As Catholics we can not divide our spiritual nature from the other aspects of personality. God created us so that we will seek balance between all the aspects: We can not understand Him or our place in the world if we are experiencing upset in our emotional life, such as feeling unworthy or unloved. Our mental aspects is were our intellect helps us define our understanding God and self, and so on. It is through the nurturing of each of these aspects that God's Grace becomes manifest in our lives and in the lives of others
Spirituality: seeking a deeper understanding of our relationship with God and others. The “deepest values and meanings by which people live. As a Catholic we view spirituality as an integral part of living and understanding our religion, it is through the individual seeking for God that you can not only strengthen your faith life but yourself as well. There is a variety of charisms, (1 Corinthians 12:8-10), that emphasize particular ways to serve God and others bringing us out of ourselves and into greater connection with all. = The Great Commandment
Mental/Intellect: For Catholics we believe that it is through our intellect our mental capacity that we have the power of knowing as distinguished from the power to feel and to will : the capacity for knowledge. It is here that we can control ourselves, our emotions, understand what is good for us and what is not, exercise our free will to do good for ourselves and others.
Physical: caring for yourself is more than just exercise. Caring for our physical body is very important because they are more than just the vessel we walk around in, they are the temple of the Holy Spirit: Do you not realise that your body is the temple of the Holy Spirit, who is in you and whom you received from God? 1 Corinthians: 6-19
Emotional: there are four features to our emotional nature: Perceiving emotions, using emotions, understanding emotions, managing emotions with its specific duty and responsibilities. God created us to have emotions, and they are neither moral or immoral unless we use our emotions to harm someone, get our way, control another, or use them to isolate ourselves. Emotions are tools we use to perceive our atmosphere: How do others feel about us, what do we feel about them. Using emotions require that we discern the needs of ourselves and the needs of others, do we go off the handle and hurt the situation or do we sit back and hole our tongue; the saying: "If you have nothing polite to say, say nothing." works here. looking at the motive of what your toddler is doing is a great way to try and understand how he/she is feeling. This can also work for us when we are in the midst of great emotion and don't know why. Doing this will help us manage our emotions; picking and choosing with one will work best.

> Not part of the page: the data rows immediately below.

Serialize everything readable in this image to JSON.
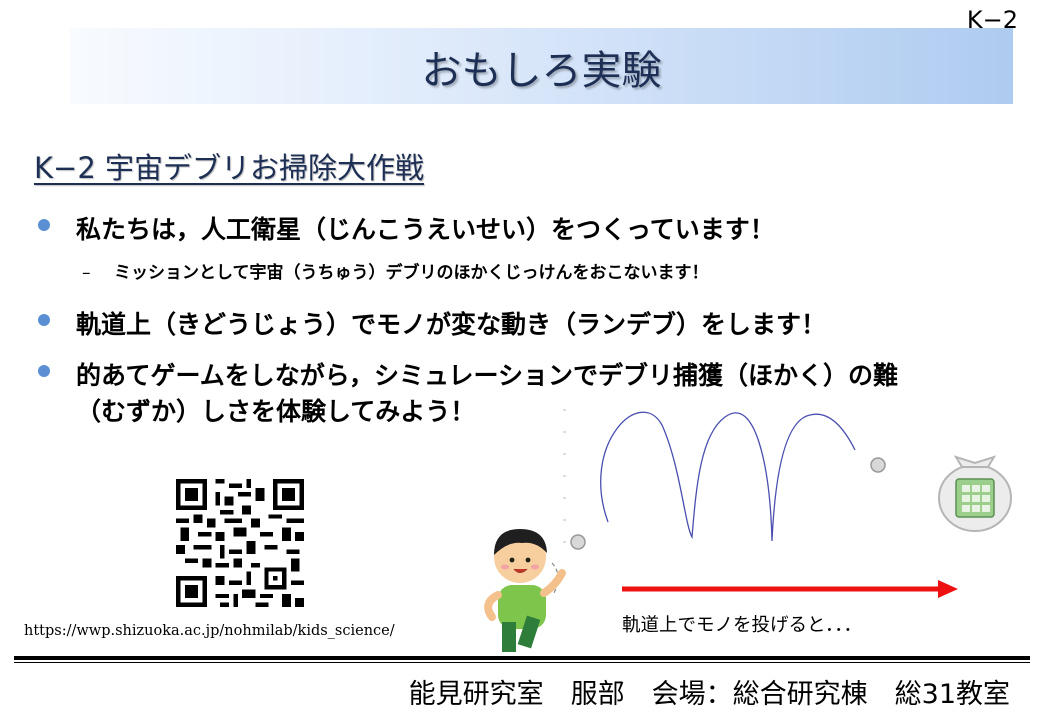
{
  "slide_id": "K−2",
  "title": "おもしろ実験",
  "subtitle": "K−2 宇宙デブリお掃除大作戦",
  "bullets": [
    {
      "text": "私たちは，人工衛星（じんこうえいせい）をつくっています！"
    },
    {
      "text": "軌道上（きどうじょう）でモノが変な動き（ランデブ）をします！"
    },
    {
      "line1": "的あてゲームをしながら，シミュレーションでデブリ捕獲（ほかく）の難",
      "line2": "（むずか）しさを体験してみよう！"
    }
  ],
  "sub_bullet": {
    "dash": "–",
    "text": "ミッションとして宇宙（うちゅう）デブリのほかくじっけんをおこないます！"
  },
  "qr_icon": "qr-code-icon",
  "url": "https://wwp.shizuoka.ac.jp/nohmilab/kids_science/",
  "caption": "軌道上でモノを投げると．．．",
  "footer": "能見研究室　服部　会場：総合研究棟　総31教室",
  "colors": {
    "title_band_start": "#f8fbff",
    "title_band_end": "#aecbf0",
    "title_text": "#1d2f55",
    "bullet_dot": "#5b8fd3",
    "arrow": "#ee1111",
    "trajectory": "#4a4fb0"
  }
}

A short list of activities:
Spiritual Activities: Attending Mass, daily prayer, mediation, reading the Bible, belonging to a woman's group, going on retreat, speaking with a spiritual director, reading/listening to uplifting media, receiving the Sacraments regularly.
Mental/Intellect: Discernment is a process that helps you go past the mere perception of something, to making detailed judgments about that thing. As a virtue, a discerning individual considers in her decision making process, wisdom, and be of good judgement, prayer and God's Grace. Discernment asks that you take a very close look at what is "really" going on, just the facts ma'am.
Physical: It is important to ask yourself when was the last time you went for a check up, to the dentist, and worked up a good sweat at the gym/home gym? If we don't care for ourselves how can we care for our families?
Emotional: There are very few decisions in life that must be made immediately, so taking the time to process how you are feeling and what emotion is going on will help you discern, decide and do what you are called to do. If you can step back for a few minutes, pray, gather your thoughts and go through this discernment process you will come away with a better understanding of what is going on and how you should proceed.
A (Adversity). Recognize when adversity hits.
B (Beliefs). Be aware of what you believe about the adversity. Check out:
C (Consequences). Be aware of the emotional and other consequences of your belief about that adversity.
D (Disputation). Question whether your beliefs are the only explanation. For example, ask:
· What is the evidence for my beliefs?
· What are other possible explanations for what happened?
· What are the implications of my believing this way, and do they make it worth holding on to my beliefs?
· How useful are my beliefs? Do I or others get any benefits from holding on to them, or would we benefit more if we held other beliefs?
E (Energization). Be aware of the new consequences (feelings, behaviors, actions) that do or could follow from a different explanation or set of beliefs.